Uki Survives on Scraps from the Fish Market
Crushed ice glitters on her slap-pink hands like diamonds tossed onto a leg of ham. Twelve discarded fish heads, each stinking one wearing the cave-mouthed expression of someone who’s received unbearable news, will keep her going until tomorrow.
“Hey Tank’s, planning a dinner party!”
Her co-worker's laughter echoes off of crabs’ backs, ripples the dead eyes of Makeral, slides down her ship-broad shoulders in the same casual way that rotten eggs had slunk down the dirt on the outside of her bedroom window. Uki ate some raw Goose eggs once. Funny how somethings can leave you feeling so empty.
There’s a way of balancing a crate of Pacific herring high on your shoulders that makes you look like a Hollywood hero carrying a rescued child. Ivan, who drives one of the fish trucks, admires this look. He watches Uki hefting the day’s catch from one end of the warehouse to the other and thinks about what she might wear outside of work, and whether if he asked her she might go for dinner with him some time. He would like to get to know her better. He would like to buy her gifts and watch her down a tumbler of Bourbon. On a good day she’ll grunt dismissively in his direction. This sound vibrates up through his rubber boots, makes his bones feel brittle and his limbs dangerous lose.

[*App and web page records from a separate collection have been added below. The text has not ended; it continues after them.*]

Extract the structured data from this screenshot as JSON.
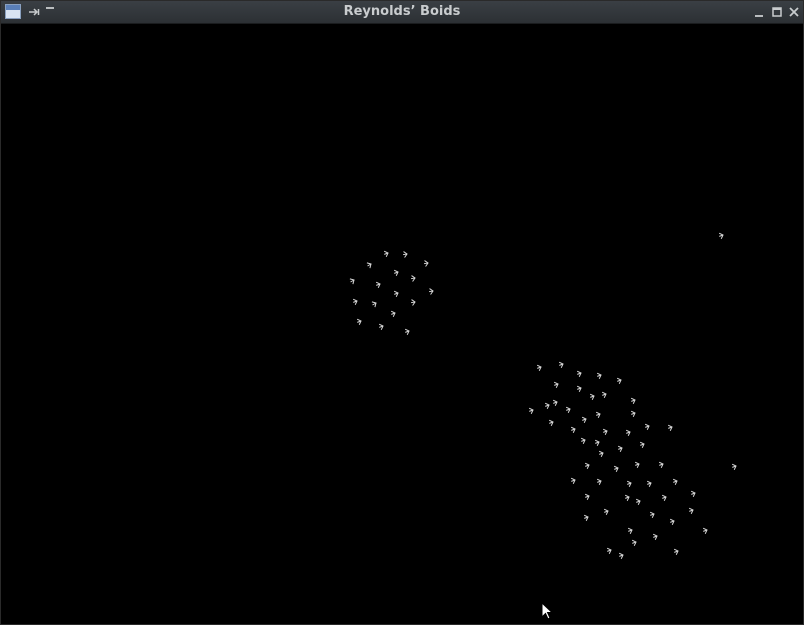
{
  "window": {
    "title": "Reynolds’ Boids",
    "icons": [
      "app-icon",
      "pin-icon",
      "shade-icon",
      "minimize-icon",
      "maximize-icon",
      "close-icon"
    ]
  },
  "scene": {
    "background": "#000000",
    "boid_color": "#d8d8d8"
  }
}
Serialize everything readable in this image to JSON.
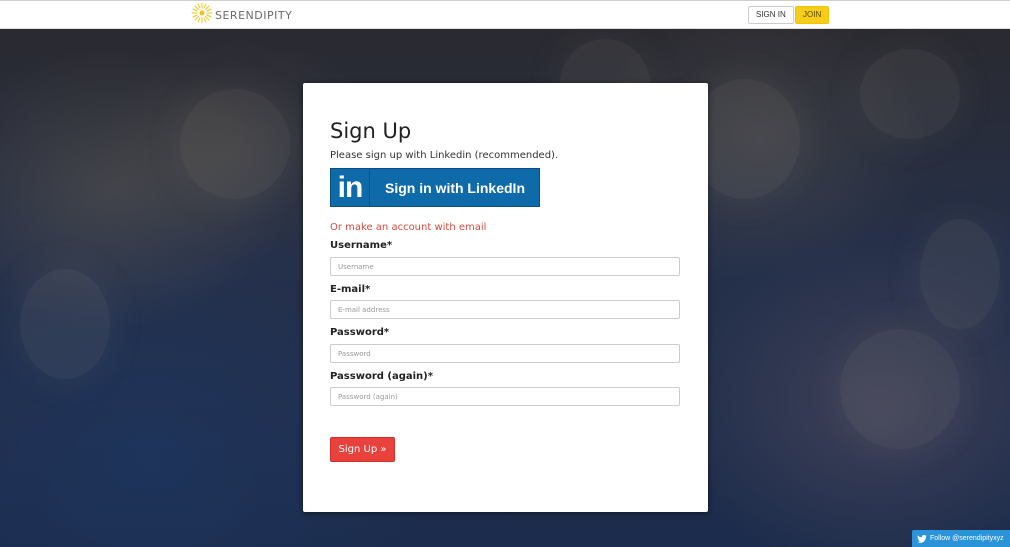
{
  "navbar": {
    "brand": "SERENDIPITY",
    "sign_in_label": "SIGN IN",
    "join_label": "JOIN"
  },
  "signup": {
    "title": "Sign Up",
    "subtitle": "Please sign up with Linkedin (recommended).",
    "linkedin_logo_text": "in",
    "linkedin_label": "Sign in with LinkedIn",
    "or_text": "Or make an account with email",
    "fields": [
      {
        "label": "Username*",
        "placeholder": "Username",
        "value": ""
      },
      {
        "label": "E-mail*",
        "placeholder": "E-mail address",
        "value": ""
      },
      {
        "label": "Password*",
        "placeholder": "Password",
        "value": ""
      },
      {
        "label": "Password (again)*",
        "placeholder": "Password (again)",
        "value": ""
      }
    ],
    "submit_label": "Sign Up »"
  },
  "twitter": {
    "follow_label": "Follow @serendipityxyz"
  },
  "colors": {
    "accent_red": "#e9423d",
    "linkedin_blue": "#0e6aa8",
    "join_yellow": "#f7cd1c",
    "or_text_red": "#d64b3a",
    "twitter_blue": "#2b93d8"
  },
  "icons": {
    "brand_logo": "sun-icon",
    "linkedin": "linkedin-icon",
    "twitter": "twitter-bird-icon"
  }
}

During breaks the drivers, porters and gutters of fish stop for coffee or a cigarette. They don’t stand alone in the centre of the warehouse gazing at the wet floor watching the fluorescent lights make patterns like sea foam, never imagine smashing through the concrete to uncover a hidden ocean populated with plump seal pups.
The flaking emulsion in Uki’s apartment clings lightly to the walls, a swarm of ghostly butterflies who forgot to migrate. Lumbering from the kitchen to the living room, from the bedroom to the bathroom Uki knocks brittle fragments of ‘Winter’s Drift’ to the floor. Loosened bits of paint get broken into smaller and smaller pieces until they’re nothing but dust caught in the fibres of a balding beige carpet. The mildew in the bathroom has a firmer hold.
Undressing is a slow, uncomfortable process, an unpeeling, removal of a distasteful uniform. Uki’s human suit snags her thick white fur, leaves a bitter taste on her hot grey tongue.
© Anika Carpenter